Authors: Cheng JM, Valk SD, den Uil CA, van der Ent M, Lagrand WK, van de Sande M, van Domburg RT, Simoons ML

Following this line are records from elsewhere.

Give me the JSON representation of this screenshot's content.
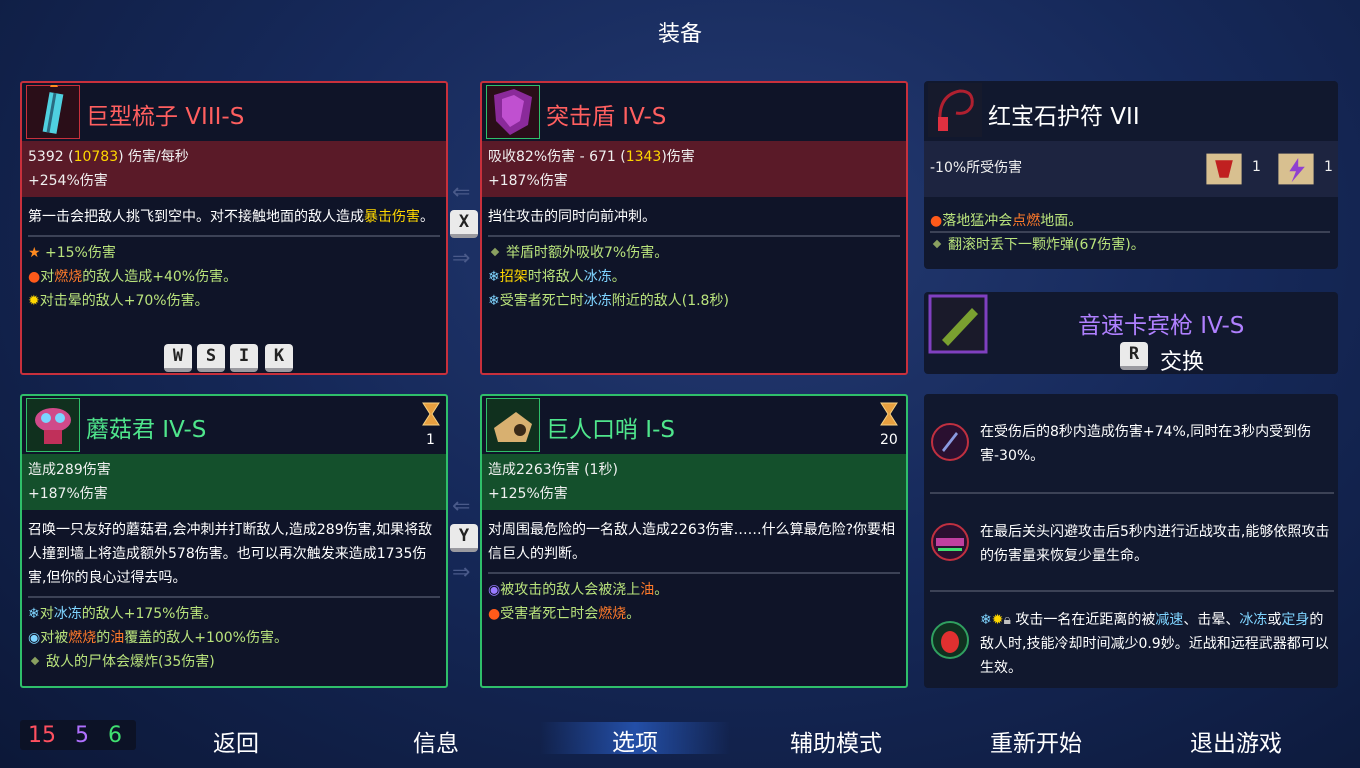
{
  "title": "装备",
  "weapon1": {
    "name": "巨型梳子 VIII-S",
    "stat1": "5392",
    "stat1_hl": "10783",
    "stat1_suffix": "伤害/每秒",
    "stat2": "+254%伤害",
    "desc_a": "第一击会把敌人挑飞到空中。对不接触地面的敌人造成",
    "desc_b": "暴击伤害",
    "desc_c": "。",
    "mod1": "+15%伤害",
    "mod2_a": "对",
    "mod2_b": "燃烧",
    "mod2_c": "的敌人造成+40%伤害。",
    "mod3": "对击晕的敌人+70%伤害。",
    "keys": [
      "W",
      "S",
      "I",
      "K"
    ]
  },
  "weapon2": {
    "name": "突击盾 IV-S",
    "stat1": "吸收82%伤害 - 671 (",
    "stat1_hl": "1343",
    "stat1_suffix": ")伤害",
    "stat2": "+187%伤害",
    "desc": "挡住攻击的同时向前冲刺。",
    "mod1": "举盾时额外吸收7%伤害。",
    "mod2_a": "招架",
    "mod2_b": "时将敌人",
    "mod2_c": "冰冻",
    "mod2_d": "。",
    "mod3_a": "受害者死亡时",
    "mod3_b": "冰冻",
    "mod3_c": "附近的敌人(1.8秒)"
  },
  "swap_key_top": "X",
  "swap_key_bottom": "Y",
  "skill1": {
    "name": "蘑菇君 IV-S",
    "cooldown": "1",
    "stat1": "造成289伤害",
    "stat2": "+187%伤害",
    "desc": "召唤一只友好的蘑菇君,会冲刺并打断敌人,造成289伤害,如果将敌人撞到墙上将造成额外578伤害。也可以再次触发来造成1735伤害,但你的良心过得去吗。",
    "mod1_a": "对",
    "mod1_b": "冰冻",
    "mod1_c": "的敌人+175%伤害。",
    "mod2_a": "对被",
    "mod2_b": "燃烧",
    "mod2_c": "的",
    "mod2_d": "油",
    "mod2_e": "覆盖的敌人+100%伤害。",
    "mod3": "敌人的尸体会爆炸(35伤害)"
  },
  "skill2": {
    "name": "巨人口哨 I-S",
    "cooldown": "20",
    "stat1": "造成2263伤害 (1秒)",
    "stat2": "+125%伤害",
    "desc": "对周围最危险的一名敌人造成2263伤害……什么算最危险?你要相信巨人的判断。",
    "mod1_a": "被攻击的敌人会被浇上",
    "mod1_b": "油",
    "mod1_c": "。",
    "mod2_a": "受害者死亡时会",
    "mod2_b": "燃烧",
    "mod2_c": "。"
  },
  "amulet": {
    "name": "红宝石护符 VII",
    "stat": "-10%所受伤害",
    "scroll1_count": "1",
    "scroll2_count": "1",
    "mod1_a": "落地猛冲会",
    "mod1_b": "点燃",
    "mod1_c": "地面。",
    "mod2": "翻滚时丢下一颗炸弹(67伤害)。"
  },
  "backpack": {
    "name": "音速卡宾枪 IV-S",
    "key": "R",
    "swap_label": "交换"
  },
  "mutations": [
    {
      "text": "在受伤后的8秒内造成伤害+74%,同时在3秒内受到伤害-30%。"
    },
    {
      "text": "在最后关头闪避攻击后5秒内进行近战攻击,能够依照攻击的伤害量来恢复少量生命。"
    },
    {
      "a": "攻击一名在近距离的被",
      "b": "减速",
      "c": "、击晕、",
      "d": "冰冻",
      "e": "或",
      "f": "定身",
      "g": "的敌人时,技能冷却时间减少0.9妙。近战和远程武器都可以生效。"
    }
  ],
  "scores": {
    "red": "15",
    "purple": "5",
    "green": "6"
  },
  "nav": {
    "back": "返回",
    "info": "信息",
    "options": "选项",
    "assist": "辅助模式",
    "restart": "重新开始",
    "quit": "退出游戏"
  },
  "colors": {
    "red_border": "#c8303c",
    "green_border": "#2fbf6a",
    "highlight": "#ffd700",
    "ice": "#7fd4ff",
    "fire": "#ff7a2a"
  }
}
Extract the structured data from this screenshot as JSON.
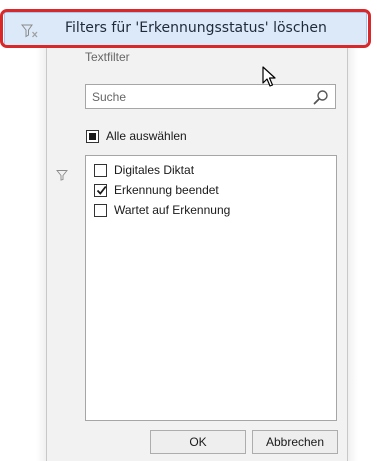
{
  "menu": {
    "clear_filter_label": "Filters für 'Erkennungsstatus' löschen",
    "icon": "clear-filter-icon"
  },
  "panel": {
    "textfilter_label": "Textfilter",
    "search": {
      "placeholder": "Suche",
      "value": ""
    },
    "select_all": {
      "label": "Alle auswählen",
      "state": "indeterminate"
    },
    "items": [
      {
        "label": "Digitales Diktat",
        "checked": false
      },
      {
        "label": "Erkennung beendet",
        "checked": true
      },
      {
        "label": "Wartet auf Erkennung",
        "checked": false
      }
    ],
    "buttons": {
      "ok": "OK",
      "cancel": "Abbrechen"
    }
  },
  "colors": {
    "highlight_outline": "#d9282a",
    "menu_hover_bg": "#dce9f9",
    "panel_bg": "#f2f2f2"
  }
}
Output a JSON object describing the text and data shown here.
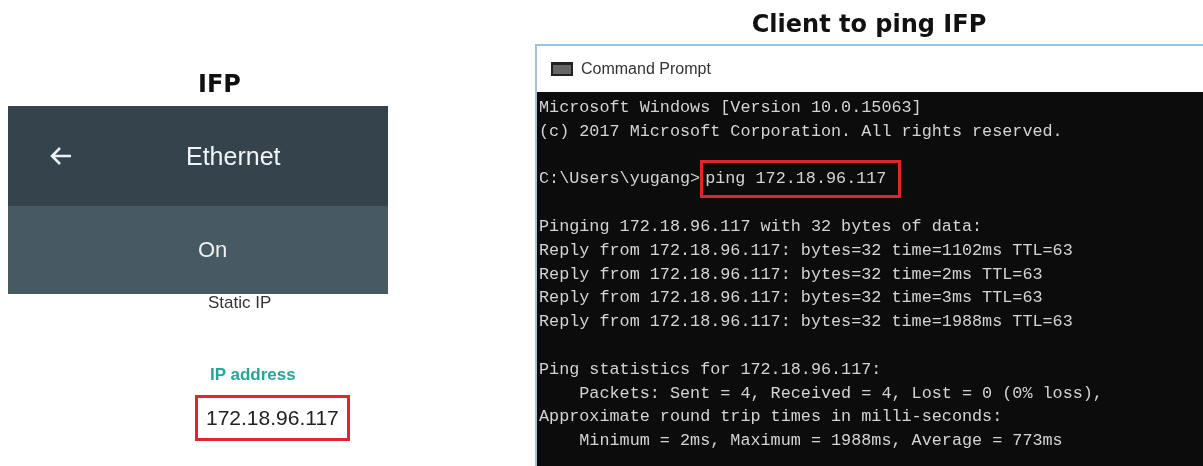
{
  "ifp": {
    "heading": "IFP",
    "app_bar": {
      "title": "Ethernet"
    },
    "status": "On",
    "static_ip_label": "Static IP",
    "ip_label": "IP address",
    "ip_value": "172.18.96.117",
    "ip_highlighted": true
  },
  "client": {
    "heading": "Client to ping IFP",
    "window": {
      "title": "Command Prompt"
    },
    "lines": [
      {
        "kind": "text",
        "text": "Microsoft Windows [Version 10.0.15063]"
      },
      {
        "kind": "text",
        "text": "(c) 2017 Microsoft Corporation. All rights reserved."
      },
      {
        "kind": "blank"
      },
      {
        "kind": "prompt",
        "prompt": "C:\\Users\\yugang>",
        "command": "ping 172.18.96.117",
        "highlighted": true
      },
      {
        "kind": "blank"
      },
      {
        "kind": "text",
        "text": "Pinging 172.18.96.117 with 32 bytes of data:"
      },
      {
        "kind": "text",
        "text": "Reply from 172.18.96.117: bytes=32 time=1102ms TTL=63"
      },
      {
        "kind": "text",
        "text": "Reply from 172.18.96.117: bytes=32 time=2ms TTL=63"
      },
      {
        "kind": "text",
        "text": "Reply from 172.18.96.117: bytes=32 time=3ms TTL=63"
      },
      {
        "kind": "text",
        "text": "Reply from 172.18.96.117: bytes=32 time=1988ms TTL=63"
      },
      {
        "kind": "blank"
      },
      {
        "kind": "text",
        "text": "Ping statistics for 172.18.96.117:"
      },
      {
        "kind": "text",
        "text": "    Packets: Sent = 4, Received = 4, Lost = 0 (0% loss),"
      },
      {
        "kind": "text",
        "text": "Approximate round trip times in milli-seconds:"
      },
      {
        "kind": "text",
        "text": "    Minimum = 2ms, Maximum = 1988ms, Average = 773ms"
      }
    ]
  }
}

Although intra-aortic balloon pump (IABP) counterpulsation is increasingly being used for the treatment of patients with cardiogenic shock from acute myocardial infarction, data on the long-term outcomes are lacking. The aim of the present study was to evaluate the 30-day and long-term mortality and to identify predictors for 30-day and long-term all-cause mortality of patients with acute myocardial infarction complicated by cardiogenic shock who were treated with IABP. From January 1990 to June 2004, 300 consecutive patients treated with IABP were included. The mean age of the study population was 61 +/- 11 years, and 79% of the patients were men. The survival rate until IABP removal after successful hemodynamic stabilization was 70% (n = 211). The overall cumulative 30-day survival rate was 58%. The 30-day mortality rate decreased over time from 52% in 1990 to 1994 to 36% in 2000 to 2004 (p for trend <0.05). Follow-up ranged from 0 to 15 years. In patients who survived until IABP removal, the cumulative 1-, 5-, and 10-year survival rate was 69%, 58%, and 36%, respectively. The adjusted predictors of long-term mortality were arrhythmias during the intensive cardiac care unit stay (hazard ratio [HR] 1.8, 95% confidence interval [CI] 1.2 to 2.9) and renal failure during the intensive cardiac care unit stay (HR 2.5, 95% CI 1.3 to 5.1). After adjustment, treatment with primary percutaneous coronary intervention (HR 0.5, 95% CI 0.3 to 0.9) and coronary artery bypass grafting (HR 0.4, 95% CI 0.2 to 0.8) were associated with lower long-term mortality. In conclusion, in patients with acute myocardial infarction complicated by cardiogenic shock treated with IABP, the 30-day survival improved with time and an encouraging number of patients survived in the long term.
PMID: 19616662 [PubMed - in process]